The activist branded the sheep farmer a murderer (Photo: Adobe. Do not use without permission)

A sheep farmer has been granted a restraining order against a vegan activist.

According to reports, John Wood set up a Facebook group called Meat & Greet British Farming in March 2018, aimed at 'educating the public in farming practices' and 'counteracting vegan propaganda'.

Harassment

Following the launch of the page, Emma Christoforakis - who has described herself as a 'militant vegan' - reportedly confronted Wood at farming events in Bournemouth. She then traveled to his farm and shouted: "How many sheep die? You are murderers."

As a result, Christoforakis was charged with harassment, and despite denying any wrongdoing, was found guilty of harassing Wood between February and October 2018, at Poole magistrates' court last week.

Christoforakis was given an 18-month conditional discharge. She was also ordered to pay £400 compensation to the victim and £620 court costs. In addition, she is barred from contacting the Woods or going within 200 yards of their farmland, for two years.

'Not easy'

"It's not been an easy 18 months. When you have counter terror police warning you what could happen and what has happened in the past, it's scary. In 2019, it should not be happening," Farmer John Wood told The Daily Telegraph.

"When you're looking under your tractors in the morning for bombs, nobody should be living like that. I don't say to anybody, 'If you don't eat meat, you're scum'. If I did that I'd be branded a lunatic – these people go out regularly and do the opposite, it's not acceptable."
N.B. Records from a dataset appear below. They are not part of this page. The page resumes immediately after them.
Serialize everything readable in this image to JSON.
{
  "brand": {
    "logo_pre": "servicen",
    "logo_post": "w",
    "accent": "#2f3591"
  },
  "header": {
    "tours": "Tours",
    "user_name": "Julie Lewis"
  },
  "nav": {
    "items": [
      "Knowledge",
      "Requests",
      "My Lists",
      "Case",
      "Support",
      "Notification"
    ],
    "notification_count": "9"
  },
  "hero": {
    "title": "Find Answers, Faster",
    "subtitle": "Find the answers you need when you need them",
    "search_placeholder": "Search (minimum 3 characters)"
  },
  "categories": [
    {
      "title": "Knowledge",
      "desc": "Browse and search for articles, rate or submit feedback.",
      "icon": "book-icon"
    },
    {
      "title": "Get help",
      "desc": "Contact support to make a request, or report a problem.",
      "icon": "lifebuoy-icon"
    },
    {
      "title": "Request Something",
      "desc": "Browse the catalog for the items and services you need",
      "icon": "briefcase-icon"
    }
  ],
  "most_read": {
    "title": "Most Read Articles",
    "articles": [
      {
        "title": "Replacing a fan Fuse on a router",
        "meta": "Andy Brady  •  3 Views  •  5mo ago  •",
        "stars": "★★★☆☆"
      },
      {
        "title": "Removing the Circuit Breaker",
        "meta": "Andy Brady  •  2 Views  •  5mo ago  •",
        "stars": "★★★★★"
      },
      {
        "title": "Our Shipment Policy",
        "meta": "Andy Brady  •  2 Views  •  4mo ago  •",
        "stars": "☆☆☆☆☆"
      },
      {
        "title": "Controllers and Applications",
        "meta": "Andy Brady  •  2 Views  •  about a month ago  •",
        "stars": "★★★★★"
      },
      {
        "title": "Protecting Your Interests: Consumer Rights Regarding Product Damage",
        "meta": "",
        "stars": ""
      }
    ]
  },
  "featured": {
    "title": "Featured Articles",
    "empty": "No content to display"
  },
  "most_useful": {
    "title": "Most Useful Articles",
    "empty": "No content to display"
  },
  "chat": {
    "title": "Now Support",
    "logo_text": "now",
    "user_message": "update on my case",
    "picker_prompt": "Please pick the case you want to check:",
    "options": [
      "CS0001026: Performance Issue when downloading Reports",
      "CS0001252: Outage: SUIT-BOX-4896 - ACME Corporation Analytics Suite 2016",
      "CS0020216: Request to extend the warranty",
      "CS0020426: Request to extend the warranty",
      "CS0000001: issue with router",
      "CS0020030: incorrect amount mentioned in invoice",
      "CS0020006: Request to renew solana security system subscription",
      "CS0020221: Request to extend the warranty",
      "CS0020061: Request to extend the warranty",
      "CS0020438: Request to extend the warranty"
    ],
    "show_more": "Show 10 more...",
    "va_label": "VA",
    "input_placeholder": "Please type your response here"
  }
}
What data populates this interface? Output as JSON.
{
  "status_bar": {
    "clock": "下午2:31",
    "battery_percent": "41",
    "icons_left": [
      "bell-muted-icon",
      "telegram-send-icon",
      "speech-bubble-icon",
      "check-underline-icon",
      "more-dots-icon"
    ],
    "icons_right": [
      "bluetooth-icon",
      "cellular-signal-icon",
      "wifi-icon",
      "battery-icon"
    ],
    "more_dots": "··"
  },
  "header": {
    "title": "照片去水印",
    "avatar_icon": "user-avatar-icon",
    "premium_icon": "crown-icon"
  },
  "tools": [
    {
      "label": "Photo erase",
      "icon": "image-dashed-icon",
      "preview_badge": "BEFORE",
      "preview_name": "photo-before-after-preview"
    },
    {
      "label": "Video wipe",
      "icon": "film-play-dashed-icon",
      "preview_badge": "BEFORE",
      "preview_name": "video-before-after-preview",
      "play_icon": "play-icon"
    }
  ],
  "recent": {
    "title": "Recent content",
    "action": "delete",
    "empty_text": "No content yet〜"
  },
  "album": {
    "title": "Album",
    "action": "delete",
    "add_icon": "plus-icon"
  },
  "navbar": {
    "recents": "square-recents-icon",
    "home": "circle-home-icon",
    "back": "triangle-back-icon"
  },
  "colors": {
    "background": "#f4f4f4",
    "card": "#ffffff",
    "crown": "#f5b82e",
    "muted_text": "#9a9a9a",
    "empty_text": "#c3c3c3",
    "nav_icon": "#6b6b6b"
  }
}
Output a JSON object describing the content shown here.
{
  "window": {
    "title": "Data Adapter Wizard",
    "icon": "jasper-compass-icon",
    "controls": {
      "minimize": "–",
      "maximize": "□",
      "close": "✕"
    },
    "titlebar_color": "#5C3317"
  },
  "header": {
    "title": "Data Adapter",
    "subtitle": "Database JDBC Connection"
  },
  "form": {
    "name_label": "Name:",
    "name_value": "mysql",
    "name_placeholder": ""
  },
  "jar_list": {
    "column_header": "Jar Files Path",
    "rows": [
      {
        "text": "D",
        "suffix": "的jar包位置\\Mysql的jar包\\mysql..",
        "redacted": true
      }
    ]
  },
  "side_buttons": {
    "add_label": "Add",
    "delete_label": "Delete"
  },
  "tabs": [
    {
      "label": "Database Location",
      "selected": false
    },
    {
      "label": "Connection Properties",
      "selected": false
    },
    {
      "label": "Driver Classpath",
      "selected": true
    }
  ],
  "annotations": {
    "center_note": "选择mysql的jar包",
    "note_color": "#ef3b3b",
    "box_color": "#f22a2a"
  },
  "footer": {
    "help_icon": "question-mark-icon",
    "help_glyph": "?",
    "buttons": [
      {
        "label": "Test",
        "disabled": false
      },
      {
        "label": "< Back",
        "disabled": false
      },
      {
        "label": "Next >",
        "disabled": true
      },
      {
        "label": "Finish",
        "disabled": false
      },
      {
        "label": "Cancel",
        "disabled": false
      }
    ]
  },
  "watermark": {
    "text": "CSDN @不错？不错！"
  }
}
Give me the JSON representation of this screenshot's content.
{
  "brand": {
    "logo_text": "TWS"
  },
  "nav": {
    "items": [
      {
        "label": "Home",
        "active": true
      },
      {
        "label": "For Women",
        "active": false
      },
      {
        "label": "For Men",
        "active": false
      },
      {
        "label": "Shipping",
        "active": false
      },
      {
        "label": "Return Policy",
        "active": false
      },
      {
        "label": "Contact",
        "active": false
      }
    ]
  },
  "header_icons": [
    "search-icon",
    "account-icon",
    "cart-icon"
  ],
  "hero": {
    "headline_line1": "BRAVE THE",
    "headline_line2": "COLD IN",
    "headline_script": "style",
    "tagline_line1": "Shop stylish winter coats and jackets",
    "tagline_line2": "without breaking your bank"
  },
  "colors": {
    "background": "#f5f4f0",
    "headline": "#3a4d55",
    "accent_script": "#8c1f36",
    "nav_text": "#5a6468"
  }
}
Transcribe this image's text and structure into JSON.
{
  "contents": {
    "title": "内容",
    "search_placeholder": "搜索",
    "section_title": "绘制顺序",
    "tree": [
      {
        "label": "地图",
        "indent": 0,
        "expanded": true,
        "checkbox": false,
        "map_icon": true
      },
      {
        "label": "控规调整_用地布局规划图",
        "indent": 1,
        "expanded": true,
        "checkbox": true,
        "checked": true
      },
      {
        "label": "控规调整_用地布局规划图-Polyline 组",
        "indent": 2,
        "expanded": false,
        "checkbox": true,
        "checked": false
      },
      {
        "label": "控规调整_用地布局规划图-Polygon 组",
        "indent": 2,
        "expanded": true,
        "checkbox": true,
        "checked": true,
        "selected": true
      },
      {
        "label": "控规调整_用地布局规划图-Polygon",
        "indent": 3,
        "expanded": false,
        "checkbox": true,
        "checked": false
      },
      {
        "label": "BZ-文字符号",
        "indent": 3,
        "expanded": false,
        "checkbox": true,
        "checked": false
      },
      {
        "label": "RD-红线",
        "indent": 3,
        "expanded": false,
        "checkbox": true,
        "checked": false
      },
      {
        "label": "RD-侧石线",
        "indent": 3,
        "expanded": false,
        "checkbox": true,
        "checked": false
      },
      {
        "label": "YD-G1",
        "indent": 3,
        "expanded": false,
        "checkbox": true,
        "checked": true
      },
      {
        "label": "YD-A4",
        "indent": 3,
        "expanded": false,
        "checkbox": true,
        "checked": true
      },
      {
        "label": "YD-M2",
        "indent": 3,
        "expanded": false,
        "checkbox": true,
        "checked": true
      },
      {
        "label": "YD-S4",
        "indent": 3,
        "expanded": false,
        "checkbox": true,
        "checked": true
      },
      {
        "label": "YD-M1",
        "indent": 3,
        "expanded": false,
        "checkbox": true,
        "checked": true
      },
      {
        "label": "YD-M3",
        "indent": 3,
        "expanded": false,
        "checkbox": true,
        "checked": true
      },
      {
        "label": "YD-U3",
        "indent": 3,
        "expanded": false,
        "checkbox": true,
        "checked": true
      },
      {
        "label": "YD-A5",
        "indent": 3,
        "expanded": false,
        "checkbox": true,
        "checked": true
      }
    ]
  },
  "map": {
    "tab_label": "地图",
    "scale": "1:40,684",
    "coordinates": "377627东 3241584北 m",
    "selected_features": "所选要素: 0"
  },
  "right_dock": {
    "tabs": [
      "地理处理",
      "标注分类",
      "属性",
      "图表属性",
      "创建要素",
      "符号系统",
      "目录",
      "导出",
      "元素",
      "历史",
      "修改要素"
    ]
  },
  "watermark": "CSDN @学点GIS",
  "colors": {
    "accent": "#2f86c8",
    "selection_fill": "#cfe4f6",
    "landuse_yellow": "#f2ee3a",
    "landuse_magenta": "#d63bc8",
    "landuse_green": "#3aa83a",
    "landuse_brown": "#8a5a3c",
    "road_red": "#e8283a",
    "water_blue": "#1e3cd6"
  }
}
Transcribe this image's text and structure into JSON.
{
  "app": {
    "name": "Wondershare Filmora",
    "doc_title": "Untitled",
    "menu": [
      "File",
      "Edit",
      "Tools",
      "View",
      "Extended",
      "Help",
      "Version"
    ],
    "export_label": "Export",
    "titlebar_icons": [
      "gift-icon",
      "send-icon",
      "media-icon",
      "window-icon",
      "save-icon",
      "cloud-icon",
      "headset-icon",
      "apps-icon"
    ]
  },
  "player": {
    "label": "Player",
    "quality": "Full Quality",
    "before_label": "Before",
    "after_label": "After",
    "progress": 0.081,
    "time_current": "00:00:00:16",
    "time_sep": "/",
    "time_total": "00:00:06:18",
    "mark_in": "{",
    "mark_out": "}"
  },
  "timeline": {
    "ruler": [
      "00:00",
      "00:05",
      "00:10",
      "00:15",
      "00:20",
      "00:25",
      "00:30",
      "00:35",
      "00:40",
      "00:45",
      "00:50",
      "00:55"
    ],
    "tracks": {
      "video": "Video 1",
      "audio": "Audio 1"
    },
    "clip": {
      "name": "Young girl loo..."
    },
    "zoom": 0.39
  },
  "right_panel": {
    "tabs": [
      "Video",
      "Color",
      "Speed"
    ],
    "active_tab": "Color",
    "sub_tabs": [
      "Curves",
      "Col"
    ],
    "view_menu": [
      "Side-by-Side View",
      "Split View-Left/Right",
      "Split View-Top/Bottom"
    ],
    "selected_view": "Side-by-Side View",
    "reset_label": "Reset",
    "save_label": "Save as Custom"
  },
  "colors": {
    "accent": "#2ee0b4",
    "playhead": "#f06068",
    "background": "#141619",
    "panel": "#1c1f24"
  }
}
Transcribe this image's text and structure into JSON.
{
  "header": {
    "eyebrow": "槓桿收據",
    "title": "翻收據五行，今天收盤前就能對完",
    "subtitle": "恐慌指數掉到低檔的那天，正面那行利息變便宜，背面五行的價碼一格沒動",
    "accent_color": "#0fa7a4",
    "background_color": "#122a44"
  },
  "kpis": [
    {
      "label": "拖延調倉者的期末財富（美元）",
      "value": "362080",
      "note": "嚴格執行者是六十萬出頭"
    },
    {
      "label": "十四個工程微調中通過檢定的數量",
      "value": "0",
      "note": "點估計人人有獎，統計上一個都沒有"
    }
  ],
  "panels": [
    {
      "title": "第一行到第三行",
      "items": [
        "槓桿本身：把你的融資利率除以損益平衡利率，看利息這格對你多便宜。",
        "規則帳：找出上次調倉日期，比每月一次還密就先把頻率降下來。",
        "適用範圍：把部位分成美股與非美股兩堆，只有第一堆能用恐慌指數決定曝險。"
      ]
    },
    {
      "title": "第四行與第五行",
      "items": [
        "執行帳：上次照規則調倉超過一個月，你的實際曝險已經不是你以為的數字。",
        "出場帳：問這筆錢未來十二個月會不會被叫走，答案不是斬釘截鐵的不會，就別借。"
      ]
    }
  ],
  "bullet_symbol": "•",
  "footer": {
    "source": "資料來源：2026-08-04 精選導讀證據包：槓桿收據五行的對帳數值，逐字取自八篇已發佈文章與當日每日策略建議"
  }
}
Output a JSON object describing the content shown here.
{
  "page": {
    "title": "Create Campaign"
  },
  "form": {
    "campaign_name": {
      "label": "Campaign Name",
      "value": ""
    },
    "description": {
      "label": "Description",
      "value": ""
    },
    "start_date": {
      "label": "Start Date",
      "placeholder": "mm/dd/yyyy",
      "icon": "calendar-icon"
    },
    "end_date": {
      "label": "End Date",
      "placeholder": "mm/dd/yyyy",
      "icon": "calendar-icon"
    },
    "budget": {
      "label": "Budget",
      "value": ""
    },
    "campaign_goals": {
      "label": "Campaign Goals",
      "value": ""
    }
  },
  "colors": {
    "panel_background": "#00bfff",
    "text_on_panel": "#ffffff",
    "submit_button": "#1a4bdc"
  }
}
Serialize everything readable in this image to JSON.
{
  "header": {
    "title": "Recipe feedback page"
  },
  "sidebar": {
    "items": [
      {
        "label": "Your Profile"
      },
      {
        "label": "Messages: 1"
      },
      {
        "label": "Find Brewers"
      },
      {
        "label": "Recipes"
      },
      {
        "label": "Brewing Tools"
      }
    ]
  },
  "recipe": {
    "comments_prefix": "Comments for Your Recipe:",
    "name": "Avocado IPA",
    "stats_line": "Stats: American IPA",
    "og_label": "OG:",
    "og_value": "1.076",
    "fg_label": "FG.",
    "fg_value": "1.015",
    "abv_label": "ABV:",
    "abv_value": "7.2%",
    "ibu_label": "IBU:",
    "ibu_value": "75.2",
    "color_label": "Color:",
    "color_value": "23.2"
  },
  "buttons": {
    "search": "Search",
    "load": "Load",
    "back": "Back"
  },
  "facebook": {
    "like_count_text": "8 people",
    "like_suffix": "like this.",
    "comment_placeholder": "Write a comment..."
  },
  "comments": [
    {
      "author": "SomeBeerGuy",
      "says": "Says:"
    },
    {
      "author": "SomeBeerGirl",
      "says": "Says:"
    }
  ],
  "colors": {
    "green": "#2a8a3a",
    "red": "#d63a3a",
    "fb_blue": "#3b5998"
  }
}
It is important to note that Christoforakis did not make any bomb or death threats towards Wood. 

'Peacefully and positively'

The Vegan Society told Plant Based News that it 'does not support any threats or insults towards anyone' and urges activists to 'share their message peacefully and positively', adding that most are already campaigning in this way.

"The negative publicity generated by this incident harms the vegan movement and therefore the animals, because it plays into the tired, old stereotype of 'vegan extremists' which puts non-vegans off our lifestyle," Vegan Society spokesperson Dominika Piasecka said.

"It is important that vegan activists focus on our target audience – the consumers who support the meat, dairy and egg industries by eating animals – in order to campaign in the most effective way to reduce as much animal suffering as we can in the short time we all have in this world.

"Harassing and fighting farmers will not bring us closer to a vegan world; inspiring as many people as we can to live a vegan lifestyle will."

According to reports, Emma Christoforakis has said she will not contact Wood.